4 agencies have ‘emusing’ story about bird on highway

We’re at liberty to tell you loose emu captured

There must have been more drama than we thought on the set of one of Liberty Mutual Insurance’s most-recent commercials when the company brought back a certain bumbling actor and his botched yet hilarious line of “Liberty Biberty.”

It was easy to see Doug’s feathers had been ruffled, but his truly feathery counterpart and head “spokesbird” LiMu Emu protested the actor’s return by taking to the streets…in Olalla?

OK, not really, but overnight commuters still got a healthy reminder to drive insured as multiple agencies responded to a call for an emu running loose off Highway 16 at the Burley/Olalla exit at 3 a.m. Jan. 27.

Personnel from Animal Control, the State Patrol, the Kitsap County Sheriff’s Office and state Department of Transportation were all brought in to assist in the elusive bird’s capture.

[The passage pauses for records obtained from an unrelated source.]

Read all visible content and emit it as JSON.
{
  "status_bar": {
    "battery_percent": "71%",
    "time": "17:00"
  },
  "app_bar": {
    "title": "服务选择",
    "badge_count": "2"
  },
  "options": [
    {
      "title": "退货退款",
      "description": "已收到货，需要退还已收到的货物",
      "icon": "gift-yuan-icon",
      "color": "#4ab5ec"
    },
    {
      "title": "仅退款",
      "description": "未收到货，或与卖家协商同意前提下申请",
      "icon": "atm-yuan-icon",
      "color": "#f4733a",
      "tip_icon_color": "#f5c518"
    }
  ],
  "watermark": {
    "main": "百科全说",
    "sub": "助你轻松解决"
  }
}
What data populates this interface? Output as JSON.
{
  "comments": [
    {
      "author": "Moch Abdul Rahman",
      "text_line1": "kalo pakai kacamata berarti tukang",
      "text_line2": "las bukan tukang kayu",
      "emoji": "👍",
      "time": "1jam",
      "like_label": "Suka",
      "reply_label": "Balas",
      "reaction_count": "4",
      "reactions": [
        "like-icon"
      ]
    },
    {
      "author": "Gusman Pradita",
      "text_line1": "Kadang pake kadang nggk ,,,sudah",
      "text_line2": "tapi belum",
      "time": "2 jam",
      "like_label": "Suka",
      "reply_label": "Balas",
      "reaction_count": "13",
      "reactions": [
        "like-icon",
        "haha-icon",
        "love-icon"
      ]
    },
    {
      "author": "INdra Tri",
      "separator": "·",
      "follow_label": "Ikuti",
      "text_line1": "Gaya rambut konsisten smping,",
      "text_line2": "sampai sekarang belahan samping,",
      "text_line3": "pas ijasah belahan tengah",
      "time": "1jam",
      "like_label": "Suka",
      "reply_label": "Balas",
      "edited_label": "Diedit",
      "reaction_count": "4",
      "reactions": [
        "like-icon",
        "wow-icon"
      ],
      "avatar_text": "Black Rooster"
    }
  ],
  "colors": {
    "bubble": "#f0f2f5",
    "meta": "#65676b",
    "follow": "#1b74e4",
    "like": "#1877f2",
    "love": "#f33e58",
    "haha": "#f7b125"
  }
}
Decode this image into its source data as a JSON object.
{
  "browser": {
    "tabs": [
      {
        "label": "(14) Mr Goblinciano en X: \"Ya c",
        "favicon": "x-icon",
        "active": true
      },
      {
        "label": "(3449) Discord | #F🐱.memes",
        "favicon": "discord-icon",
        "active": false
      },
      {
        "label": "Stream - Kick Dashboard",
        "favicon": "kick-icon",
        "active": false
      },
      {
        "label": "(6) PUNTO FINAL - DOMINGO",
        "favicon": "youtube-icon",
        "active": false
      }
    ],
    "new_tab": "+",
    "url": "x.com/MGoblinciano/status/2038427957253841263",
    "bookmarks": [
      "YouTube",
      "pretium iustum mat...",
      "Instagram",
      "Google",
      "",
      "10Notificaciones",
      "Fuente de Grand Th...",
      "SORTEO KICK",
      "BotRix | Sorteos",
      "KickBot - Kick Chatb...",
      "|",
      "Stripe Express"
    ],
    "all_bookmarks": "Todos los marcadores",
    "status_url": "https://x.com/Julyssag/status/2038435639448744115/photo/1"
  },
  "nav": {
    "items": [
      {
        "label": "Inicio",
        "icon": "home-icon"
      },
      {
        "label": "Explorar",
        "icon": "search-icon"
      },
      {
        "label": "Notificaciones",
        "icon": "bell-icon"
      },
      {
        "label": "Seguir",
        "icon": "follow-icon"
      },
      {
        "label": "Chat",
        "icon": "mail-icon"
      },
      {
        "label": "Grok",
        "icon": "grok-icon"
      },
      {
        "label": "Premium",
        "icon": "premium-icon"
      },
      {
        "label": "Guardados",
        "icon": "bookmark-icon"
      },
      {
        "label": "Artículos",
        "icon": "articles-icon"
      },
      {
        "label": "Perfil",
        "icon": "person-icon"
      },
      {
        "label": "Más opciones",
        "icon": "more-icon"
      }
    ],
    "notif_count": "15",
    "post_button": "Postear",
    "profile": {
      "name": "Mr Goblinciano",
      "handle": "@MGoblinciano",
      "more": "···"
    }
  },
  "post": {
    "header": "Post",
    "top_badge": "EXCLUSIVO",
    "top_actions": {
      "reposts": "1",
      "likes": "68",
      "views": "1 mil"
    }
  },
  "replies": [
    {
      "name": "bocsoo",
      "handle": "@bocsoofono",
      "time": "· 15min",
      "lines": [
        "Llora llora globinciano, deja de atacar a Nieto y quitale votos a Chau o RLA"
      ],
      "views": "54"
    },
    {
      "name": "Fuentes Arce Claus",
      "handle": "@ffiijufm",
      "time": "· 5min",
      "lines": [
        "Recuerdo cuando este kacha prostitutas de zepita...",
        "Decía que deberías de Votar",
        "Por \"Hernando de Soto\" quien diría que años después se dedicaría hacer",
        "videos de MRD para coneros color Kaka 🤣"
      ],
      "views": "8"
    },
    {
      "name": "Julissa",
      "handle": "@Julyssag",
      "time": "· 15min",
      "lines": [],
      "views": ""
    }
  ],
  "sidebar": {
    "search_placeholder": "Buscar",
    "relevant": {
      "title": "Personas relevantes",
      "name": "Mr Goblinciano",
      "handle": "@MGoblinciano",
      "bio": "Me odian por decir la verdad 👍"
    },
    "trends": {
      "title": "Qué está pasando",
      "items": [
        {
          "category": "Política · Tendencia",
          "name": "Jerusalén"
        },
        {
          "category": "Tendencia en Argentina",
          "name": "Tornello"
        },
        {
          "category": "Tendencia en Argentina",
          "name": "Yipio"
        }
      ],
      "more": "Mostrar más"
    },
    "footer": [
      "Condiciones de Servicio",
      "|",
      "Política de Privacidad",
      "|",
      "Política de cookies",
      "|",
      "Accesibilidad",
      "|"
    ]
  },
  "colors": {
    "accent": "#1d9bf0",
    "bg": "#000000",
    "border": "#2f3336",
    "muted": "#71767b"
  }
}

For Animal Control’s Jen Dunlap, it was her second emu call in a decade.

“And this time, I actually got it!” she boasted.

Her first encounter had not ended in a successful capture, but despite the rarity of the situation, she had researched to better prepare herself for such an encounter. That research paid off as she worked with the other agencies to prevent the bird from running off or causing harm to drivers and itself in the dark hours of the morning.

“It’s firstly public safety and animal safety,” she said. “The main thing was staying behind the bird, away from the feet, and getting its head and eyes covered so I could maneuver it from there. It was young, which I lucked out on. Had it been older, I’m not sure I would have been successful.”

Later that morning, the Kitsap Humane Society reported that “Elliot” was safely housed at its Big Animal Barn. The bird was immediately the talk of the town, residents relishing the irony of the reckless night on the road and so many jokes about what coverage it must have paid for, though surely it only paid for what it needed.

It was the same sort of talk at the barn, where Dunlap said she got the chance to learn even more about the emu and spend time with what she called a sweet, little bird. “I got to get a little more handling in, and it was so sweet. He’ll lean into you, he cuddles his head on to you,” she said.

KHS is coming off a successful year having helped 4,282 animals find homes via adoption in 2023 and fostering another 1,048. Unfortunately, no owner came forward to claim this bird, but Elliot was transported to a separate rescue a few days later.

It’s another checkmark in the list of odd animal encounters. KHS director of communications Mike Bush has heard his fair share of the unusual, including a runaway good-sized pig given the name “Tinsel” after it had been spotted eating Christmas decorations.

“You got to go get donuts first for that one is what our guys told me,” he said. “It turns out pigs really like them. They showed him a donut, and (the pig) climbed right in the back of the horse trailer.”

Dunlap added: “A couple years back, we got a northern galago bush baby. It was a pet and was pretty social, which made it pretty easy.”

Above all, no matter how odd the situation, the emu capture proved to be yet another example of the work those at KHS and Animal Control do to protect everybody and every animal. “From emus running down the freeway to puppies stuck in a pipe, they’ve done it all,” Bush said.